At UTHSC ENT, we understand that patients need clear, helpful answers to their questions. We also know that a flood of new information can be overwhelming.
That’s why our department’s introducing Ask a Doctor: an ongoing series of posts that tackle Frequently Asked Questions about common issues. We hope these articles give you a better understanding of your situation and an easy path to treatment.
Today, we highlight an issue that most people haven’t heard of: AERD, or Aspirin-Exacerbated Respiratory Disease.
Prepared by: Michael Barats
Reviewed by: Dr. Sanjeet Rangarajan
What is Aspirin-Exacerbated Respiratory Disease (AERD)?
AERD is a respiratory reaction that may occur after taking aspirin or other non-steroidal anti-inflammatory drugs (NSAIDs) such as ibuprofen, naproxen, or others.
Though not a household name, AERD is a relatively common disorder. Based on recent surveys, an estimated 1 million people living in the U.S. experience AERD.
What are its causes and symptoms?
The cause of this reaction is not completely understood, although studies have shown that approximately 9% of those with a history of asthma can also develop AERD. The onset of AERD can be abrupt and may develop sometime between the ages of 20 and 50.
The main symptoms are known as Samter’s Triad: asthma, recurring nasal polyps, and increased respiratory sensitivity after taking aspirin or other NSAIDs.
Other symptoms include but are not limited to:
-Shortness of breath
-Nasal polyps might also occur.
Some symptoms have been reported to start between 30 minutes to 3 hours after taking the aspirin/NSAID. Occasionally, patients also experience similar respiratory symptoms after consumption of alcoholic beverages or other foods.
While the symptoms may resolve on their own after a few hours, please call your doctor or visit the emergency room if you develop trouble breathing.
How will my doctor diagnose AERP?
Often, a diagnosis of AERD can be made simply by talking with your otolaryngologist. While there’s specific blood test to diagnose AERD, your doctor may decide to do a diagnostic aspirin challenge.
In this scenario, your specialist administers small but increasing doses of aspirin, while monitoring the reaction within a controlled office setting. These “aspirin challenges” are performed by otolaryngology and allergy specialists and should only be done under physician supervision.
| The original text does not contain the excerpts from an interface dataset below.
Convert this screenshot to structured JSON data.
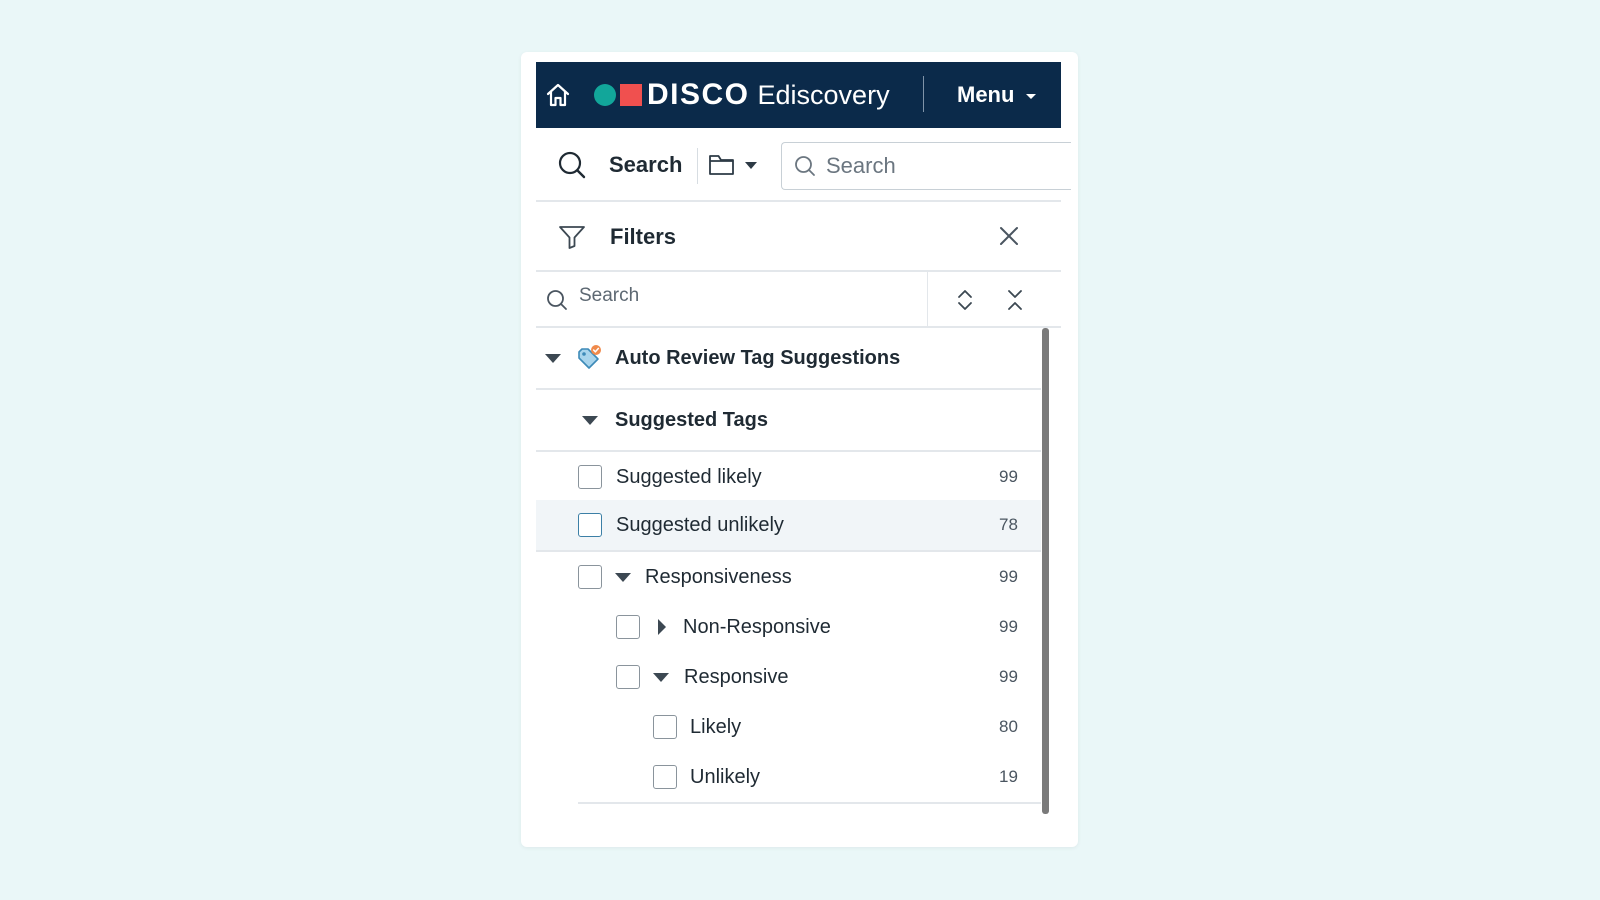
{
  "header": {
    "brand": "DISCO",
    "product": "Ediscovery",
    "menu_label": "Menu",
    "colors": {
      "background": "#0b2a4a",
      "dot": "#12a69a",
      "square": "#f0504f"
    }
  },
  "toolbar": {
    "search_label": "Search",
    "search_placeholder": "Search"
  },
  "filters": {
    "title": "Filters",
    "search_placeholder": "Search"
  },
  "tree": {
    "group": {
      "label": "Auto Review Tag Suggestions",
      "icon": "tag-suggestion-icon"
    },
    "subgroup": {
      "label": "Suggested Tags"
    },
    "items": [
      {
        "label": "Suggested likely",
        "count": "99"
      },
      {
        "label": "Suggested unlikely",
        "count": "78",
        "highlighted": true
      },
      {
        "label": "Responsiveness",
        "count": "99",
        "expanded": true
      },
      {
        "label": "Non-Responsive",
        "count": "99",
        "expanded": false
      },
      {
        "label": "Responsive",
        "count": "99",
        "expanded": true
      },
      {
        "label": "Likely",
        "count": "80"
      },
      {
        "label": "Unlikely",
        "count": "19"
      }
    ]
  }
}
What are my treatment options?
A common treatment for AERD is known as aspirin desensitization. This is similar to the aspirin challenge which may have been used in your initial diagnosis.
Here, your doctor prescribes increasing doses of aspirin for you to continue taking at home as indicated. The goal of this therapy is to train your body’s immune system to tolerate taking aspirin or other NSAIDs.
Many patients who have undergone aspirin desensitization therapy report improvement in their respiratory symptoms, and some have noticed a reduced growth of nasal polyps.
Other forms of treatment include various biologic agents that have been shown to help patients that suffer from severe asthma and AERD. These are newer medications that promise to significantly reduce patient symptoms. However, please discuss this with your doctor to see if these are right for you.
Are there potential complications?
Side effects of desensitization therapy may include worsening gastrointestinal or respiratory symptoms. Please also discuss this form of treatment with your doctor if you are pregnant.
How can our Dream Team help?
UTHSC ENT’s Dream Team provides world class treatment in your hometown, and we’d love to hear from you!
If you’d like to talk to a specialist about your issues with aspirin, please give us a call.